At the time of writing this a ton of doctors and nurses came in.  They were smiling.  At me.  At us.  We get to move out of the PICU and into the nursery wing.  If she continues to improve we will go home tomorrow afternoon.  There are still hurdles to jump over and I have a major bone to pick with DSS but I am stronger than this diagnosis.  I want Cary to be stronger than it too.  I don't want her to be some sort of sniveling coward.  I will raise a strong and resilient daughter just as I am tring to raise a strong a resilient son.  My children will NOT be defined by their conditions. 

Well I am at it I want a purple heart for surviving this:).  OK, that is probably pushing it.  But I would settle for a nice hot healthy meal with not a carb in sight and lots of fresh green veggies.  I am craving fish, peas, salad, chicken, pears, and oh all right a little tiny bit of chocolate cake (I'm a girl, sue me).  I am also craving time with Marvin.  I need my other baby.  And clean laundry.  Shannon has tried, bless his heart, but he is starting to bring me back weird outfit combos and I am going to start feeling like a circus freak if I don't get some decent clothes.  And don't get me started on the guy we share the bathroom with and how he locks me out when he isn't in there and grooms more than most girls I know while I am holding my bladder and thinking of how to cut off his hot water supply.  So I am hoping to go home for a few precious hours.  To sleep, eat, and love on my son.  To begin to try to live my new normal and even more chaotic life.  With joy, strength, and above all hope. 

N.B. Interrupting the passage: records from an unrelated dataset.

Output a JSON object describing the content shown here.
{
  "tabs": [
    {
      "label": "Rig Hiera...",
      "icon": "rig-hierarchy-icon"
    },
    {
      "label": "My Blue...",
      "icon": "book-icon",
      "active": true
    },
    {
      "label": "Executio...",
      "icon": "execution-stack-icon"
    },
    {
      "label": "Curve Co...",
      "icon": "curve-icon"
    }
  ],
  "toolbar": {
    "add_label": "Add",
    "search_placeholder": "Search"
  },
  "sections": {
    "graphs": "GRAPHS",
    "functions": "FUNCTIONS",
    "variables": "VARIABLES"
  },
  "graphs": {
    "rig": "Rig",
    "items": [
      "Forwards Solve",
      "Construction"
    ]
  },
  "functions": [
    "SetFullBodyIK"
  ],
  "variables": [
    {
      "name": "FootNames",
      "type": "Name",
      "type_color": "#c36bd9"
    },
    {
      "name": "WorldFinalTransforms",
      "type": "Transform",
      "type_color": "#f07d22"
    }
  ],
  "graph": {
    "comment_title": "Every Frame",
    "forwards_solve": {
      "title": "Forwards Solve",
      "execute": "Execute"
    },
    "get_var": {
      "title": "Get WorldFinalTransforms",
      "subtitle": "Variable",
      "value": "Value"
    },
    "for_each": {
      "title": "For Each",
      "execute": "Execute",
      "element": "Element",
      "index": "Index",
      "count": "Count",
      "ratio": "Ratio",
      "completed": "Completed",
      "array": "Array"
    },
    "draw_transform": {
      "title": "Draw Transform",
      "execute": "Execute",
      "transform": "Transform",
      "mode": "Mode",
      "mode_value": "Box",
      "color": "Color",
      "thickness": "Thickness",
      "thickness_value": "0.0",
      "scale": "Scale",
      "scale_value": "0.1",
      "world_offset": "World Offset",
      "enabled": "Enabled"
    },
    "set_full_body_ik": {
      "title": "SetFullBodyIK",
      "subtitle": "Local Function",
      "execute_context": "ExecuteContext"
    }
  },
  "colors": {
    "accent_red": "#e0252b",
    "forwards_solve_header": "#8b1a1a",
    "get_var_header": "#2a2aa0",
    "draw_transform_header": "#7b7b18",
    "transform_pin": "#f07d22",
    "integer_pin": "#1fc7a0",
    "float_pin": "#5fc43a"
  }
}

Monday, September 3, 2012

Baby Eve

Alright, not the best post title.  But really what would you call it?  Last day of sleeping all night long?  Last day of having one child?  I just don't have a good name for it. 

But I do have something.  Hope.  Dreams.  Faith.  O.K.  I have lots of somethings.  Right now the house is very clean, the laundry has been cranking nonstop, Marvin is having a much needed nap, and I am taking a break.  Also a much needed thing:). 

We have been going crazy around here.  Between learning the proper way to deal with a pack and play (other than beating the tar out of it), scrambling to get items for the baby, and giving extra time and attention to Marvin as the full force of this is hitting him hard.  Things have been going at super sonic speed. 

I am ready though.  Both mentally and emotionally.  I am ready to face the storms of what lies ahead with courage and strength.  I am ready to ask for help when I need it.  I am ready to find humor in bad moments, savor good moments, and learn from the 8,000 mistakes I am sure to make along the way.  I am ready to admit that I am NOT wonder woman and cannot do it all perfectly.  I am ready to enjoy the little moments.  I am ready to fight for what this child may need and not back down.  I am ready to exchange my old dreams for new ones.  Not necessarily better or worse, just new.  I am ready to make new friends and keep in touch with old ones.  I am ready to find people who understand and support our family in healthy ways.  I am ready for bad moments, good ones, sad ones, and happy ones.  I know that I can learn and grow from them.  

So tomorrow at 11am we will welcome a new little one into the home.  But I have already welcomed her into my heart so this is just a formality.  I AM READY.